Start of RECORDS TO USE
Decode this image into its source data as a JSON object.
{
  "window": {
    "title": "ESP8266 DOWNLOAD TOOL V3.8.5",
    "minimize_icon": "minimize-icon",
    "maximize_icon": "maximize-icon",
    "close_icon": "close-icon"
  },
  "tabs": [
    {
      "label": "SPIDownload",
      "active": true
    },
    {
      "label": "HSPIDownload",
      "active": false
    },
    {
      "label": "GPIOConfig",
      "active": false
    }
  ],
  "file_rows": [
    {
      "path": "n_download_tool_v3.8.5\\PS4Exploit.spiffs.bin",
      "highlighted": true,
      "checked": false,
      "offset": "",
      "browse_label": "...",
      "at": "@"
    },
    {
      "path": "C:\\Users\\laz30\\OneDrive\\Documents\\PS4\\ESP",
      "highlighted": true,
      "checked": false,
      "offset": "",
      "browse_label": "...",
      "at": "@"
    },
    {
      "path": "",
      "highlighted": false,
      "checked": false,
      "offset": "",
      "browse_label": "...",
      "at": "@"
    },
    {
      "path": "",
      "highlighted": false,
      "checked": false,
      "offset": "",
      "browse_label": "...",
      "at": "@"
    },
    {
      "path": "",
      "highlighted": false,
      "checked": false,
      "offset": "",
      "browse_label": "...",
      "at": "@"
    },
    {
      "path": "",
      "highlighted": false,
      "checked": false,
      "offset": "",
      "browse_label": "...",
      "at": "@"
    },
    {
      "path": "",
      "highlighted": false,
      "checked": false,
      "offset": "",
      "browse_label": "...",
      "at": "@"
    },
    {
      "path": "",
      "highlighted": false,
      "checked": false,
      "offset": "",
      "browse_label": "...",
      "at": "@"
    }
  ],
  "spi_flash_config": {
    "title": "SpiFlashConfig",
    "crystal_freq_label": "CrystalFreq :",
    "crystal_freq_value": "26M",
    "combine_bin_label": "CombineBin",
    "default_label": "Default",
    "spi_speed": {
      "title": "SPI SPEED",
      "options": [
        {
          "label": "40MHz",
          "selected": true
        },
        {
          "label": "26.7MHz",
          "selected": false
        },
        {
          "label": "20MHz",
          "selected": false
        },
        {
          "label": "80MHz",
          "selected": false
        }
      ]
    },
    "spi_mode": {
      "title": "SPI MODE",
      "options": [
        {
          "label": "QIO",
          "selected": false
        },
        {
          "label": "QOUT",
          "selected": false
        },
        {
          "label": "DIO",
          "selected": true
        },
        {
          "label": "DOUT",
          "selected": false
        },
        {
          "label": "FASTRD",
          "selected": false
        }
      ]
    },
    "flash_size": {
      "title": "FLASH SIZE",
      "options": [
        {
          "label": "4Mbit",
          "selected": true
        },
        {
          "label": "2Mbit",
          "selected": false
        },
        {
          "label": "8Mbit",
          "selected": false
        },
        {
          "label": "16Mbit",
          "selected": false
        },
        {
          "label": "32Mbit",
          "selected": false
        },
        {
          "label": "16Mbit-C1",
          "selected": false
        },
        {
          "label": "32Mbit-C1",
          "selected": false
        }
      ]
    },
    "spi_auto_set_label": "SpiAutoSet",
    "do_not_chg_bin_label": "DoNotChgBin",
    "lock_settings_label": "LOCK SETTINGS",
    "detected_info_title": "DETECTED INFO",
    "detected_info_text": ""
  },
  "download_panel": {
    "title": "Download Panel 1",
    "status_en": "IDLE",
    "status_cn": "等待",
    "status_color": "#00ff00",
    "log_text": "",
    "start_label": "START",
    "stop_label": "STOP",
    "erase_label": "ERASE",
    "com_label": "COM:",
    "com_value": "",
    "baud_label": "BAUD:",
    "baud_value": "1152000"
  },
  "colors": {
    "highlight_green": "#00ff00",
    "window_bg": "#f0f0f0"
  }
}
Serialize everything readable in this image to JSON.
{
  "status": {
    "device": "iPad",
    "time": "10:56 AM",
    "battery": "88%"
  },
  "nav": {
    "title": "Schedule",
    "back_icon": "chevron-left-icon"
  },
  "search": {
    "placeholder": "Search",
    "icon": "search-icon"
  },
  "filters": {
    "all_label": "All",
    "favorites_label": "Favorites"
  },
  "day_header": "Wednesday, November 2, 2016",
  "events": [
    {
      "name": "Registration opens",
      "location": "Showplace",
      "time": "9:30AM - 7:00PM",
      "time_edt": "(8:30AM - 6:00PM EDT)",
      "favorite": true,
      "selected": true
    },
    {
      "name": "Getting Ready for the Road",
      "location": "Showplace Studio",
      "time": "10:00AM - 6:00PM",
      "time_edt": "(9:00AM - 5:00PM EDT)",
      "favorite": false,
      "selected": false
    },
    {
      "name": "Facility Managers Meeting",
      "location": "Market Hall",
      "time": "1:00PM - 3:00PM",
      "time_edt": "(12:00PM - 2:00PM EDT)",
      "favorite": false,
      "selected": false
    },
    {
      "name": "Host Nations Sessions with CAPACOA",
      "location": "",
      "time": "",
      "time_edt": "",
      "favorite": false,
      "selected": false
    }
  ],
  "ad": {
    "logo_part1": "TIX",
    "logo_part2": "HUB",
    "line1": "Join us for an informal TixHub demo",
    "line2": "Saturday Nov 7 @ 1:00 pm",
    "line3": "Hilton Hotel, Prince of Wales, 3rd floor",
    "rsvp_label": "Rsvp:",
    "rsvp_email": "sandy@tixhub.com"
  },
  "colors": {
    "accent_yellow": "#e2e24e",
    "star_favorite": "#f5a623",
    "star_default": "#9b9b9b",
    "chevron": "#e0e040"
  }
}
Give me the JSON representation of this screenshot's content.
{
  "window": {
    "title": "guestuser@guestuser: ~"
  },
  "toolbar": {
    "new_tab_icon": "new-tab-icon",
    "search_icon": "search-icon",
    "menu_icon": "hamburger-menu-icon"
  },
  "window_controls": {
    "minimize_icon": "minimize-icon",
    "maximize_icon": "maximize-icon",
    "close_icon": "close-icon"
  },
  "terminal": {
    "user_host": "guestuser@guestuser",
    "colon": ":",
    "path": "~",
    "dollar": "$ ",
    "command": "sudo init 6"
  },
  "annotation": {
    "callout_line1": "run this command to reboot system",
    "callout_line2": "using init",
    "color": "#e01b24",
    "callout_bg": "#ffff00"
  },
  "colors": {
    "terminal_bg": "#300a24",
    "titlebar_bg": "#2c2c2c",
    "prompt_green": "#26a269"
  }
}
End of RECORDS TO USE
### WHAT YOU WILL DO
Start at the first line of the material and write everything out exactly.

### TASK RESULT
Decode this image into its source data as a JSON object.
{
  "window": {
    "title": "ESP8266 DOWNLOAD TOOL V3.8.5",
    "minimize_icon": "minimize-icon",
    "maximize_icon": "maximize-icon",
    "close_icon": "close-icon"
  },
  "tabs": [
    {
      "label": "SPIDownload",
      "active": true
    },
    {
      "label": "HSPIDownload",
      "active": false
    },
    {
      "label": "GPIOConfig",
      "active": false
    }
  ],
  "file_rows": [
    {
      "path": "n_download_tool_v3.8.5\\PS4Exploit.spiffs.bin",
      "highlighted": true,
      "checked": false,
      "offset": "",
      "browse_label": "...",
      "at": "@"
    },
    {
      "path": "C:\\Users\\laz30\\OneDrive\\Documents\\PS4\\ESP",
      "highlighted": true,
      "checked": false,
      "offset": "",
      "browse_label": "...",
      "at": "@"
    },
    {
      "path": "",
      "highlighted": false,
      "checked": false,
      "offset": "",
      "browse_label": "...",
      "at": "@"
    },
    {
      "path": "",
      "highlighted": false,
      "checked": false,
      "offset": "",
      "browse_label": "...",
      "at": "@"
    },
    {
      "path": "",
      "highlighted": false,
      "checked": false,
      "offset": "",
      "browse_label": "...",
      "at": "@"
    },
    {
      "path": "",
      "highlighted": false,
      "checked": false,
      "offset": "",
      "browse_label": "...",
      "at": "@"
    },
    {
      "path": "",
      "highlighted": false,
      "checked": false,
      "offset": "",
      "browse_label": "...",
      "at": "@"
    },
    {
      "path": "",
      "highlighted": false,
      "checked": false,
      "offset": "",
      "browse_label": "...",
      "at": "@"
    }
  ],
  "spi_flash_config": {
    "title": "SpiFlashConfig",
    "crystal_freq_label": "CrystalFreq :",
    "crystal_freq_value": "26M",
    "combine_bin_label": "CombineBin",
    "default_label": "Default",
    "spi_speed": {
      "title": "SPI SPEED",
      "options": [
        {
          "label": "40MHz",
          "selected": true
        },
        {
          "label": "26.7MHz",
          "selected": false
        },
        {
          "label": "20MHz",
          "selected": false
        },
        {
          "label": "80MHz",
          "selected": false
        }
      ]
    },
    "spi_mode": {
      "title": "SPI MODE",
      "options": [
        {
          "label": "QIO",
          "selected": false
        },
        {
          "label": "QOUT",
          "selected": false
        },
        {
          "label": "DIO",
          "selected": true
        },
        {
          "label": "DOUT",
          "selected": false
        },
        {
          "label": "FASTRD",
          "selected": false
        }
      ]
    },
    "flash_size": {
      "title": "FLASH SIZE",
      "options": [
        {
          "label": "4Mbit",
          "selected": true
        },
        {
          "label": "2Mbit",
          "selected": false
        },
        {
          "label": "8Mbit",
          "selected": false
        },
        {
          "label": "16Mbit",
          "selected": false
        },
        {
          "label": "32Mbit",
          "selected": false
        },
        {
          "label": "16Mbit-C1",
          "selected": false
        },
        {
          "label": "32Mbit-C1",
          "selected": false
        }
      ]
    },
    "spi_auto_set_label": "SpiAutoSet",
    "do_not_chg_bin_label": "DoNotChgBin",
    "lock_settings_label": "LOCK SETTINGS",
    "detected_info_title": "DETECTED INFO",
    "detected_info_text": ""
  },
  "download_panel": {
    "title": "Download Panel 1",
    "status_en": "IDLE",
    "status_cn": "等待",
    "status_color": "#00ff00",
    "log_text": "",
    "start_label": "START",
    "stop_label": "STOP",
    "erase_label": "ERASE",
    "com_label": "COM:",
    "com_value": "",
    "baud_label": "BAUD:",
    "baud_value": "1152000"
  },
  "colors": {
    "highlight_green": "#00ff00",
    "window_bg": "#f0f0f0"
  }
}
Serialize everything readable in this image to JSON.
{
  "status": {
    "device": "iPad",
    "time": "10:56 AM",
    "battery": "88%"
  },
  "nav": {
    "title": "Schedule",
    "back_icon": "chevron-left-icon"
  },
  "search": {
    "placeholder": "Search",
    "icon": "search-icon"
  },
  "filters": {
    "all_label": "All",
    "favorites_label": "Favorites"
  },
  "day_header": "Wednesday, November 2, 2016",
  "events": [
    {
      "name": "Registration opens",
      "location": "Showplace",
      "time": "9:30AM - 7:00PM",
      "time_edt": "(8:30AM - 6:00PM EDT)",
      "favorite": true,
      "selected": true
    },
    {
      "name": "Getting Ready for the Road",
      "location": "Showplace Studio",
      "time": "10:00AM - 6:00PM",
      "time_edt": "(9:00AM - 5:00PM EDT)",
      "favorite": false,
      "selected": false
    },
    {
      "name": "Facility Managers Meeting",
      "location": "Market Hall",
      "time": "1:00PM - 3:00PM",
      "time_edt": "(12:00PM - 2:00PM EDT)",
      "favorite": false,
      "selected": false
    },
    {
      "name": "Host Nations Sessions with CAPACOA",
      "location": "",
      "time": "",
      "time_edt": "",
      "favorite": false,
      "selected": false
    }
  ],
  "ad": {
    "logo_part1": "TIX",
    "logo_part2": "HUB",
    "line1": "Join us for an informal TixHub demo",
    "line2": "Saturday Nov 7 @ 1:00 pm",
    "line3": "Hilton Hotel, Prince of Wales, 3rd floor",
    "rsvp_label": "Rsvp:",
    "rsvp_email": "sandy@tixhub.com"
  },
  "colors": {
    "accent_yellow": "#e2e24e",
    "star_favorite": "#f5a623",
    "star_default": "#9b9b9b",
    "chevron": "#e0e040"
  }
}
Give me the JSON representation of this screenshot's content.
{
  "window": {
    "title": "guestuser@guestuser: ~"
  },
  "toolbar": {
    "new_tab_icon": "new-tab-icon",
    "search_icon": "search-icon",
    "menu_icon": "hamburger-menu-icon"
  },
  "window_controls": {
    "minimize_icon": "minimize-icon",
    "maximize_icon": "maximize-icon",
    "close_icon": "close-icon"
  },
  "terminal": {
    "user_host": "guestuser@guestuser",
    "colon": ":",
    "path": "~",
    "dollar": "$ ",
    "command": "sudo init 6"
  },
  "annotation": {
    "callout_line1": "run this command to reboot system",
    "callout_line2": "using init",
    "color": "#e01b24",
    "callout_bg": "#ffff00"
  },
  "colors": {
    "terminal_bg": "#300a24",
    "titlebar_bg": "#2c2c2c",
    "prompt_green": "#26a269"
  }
}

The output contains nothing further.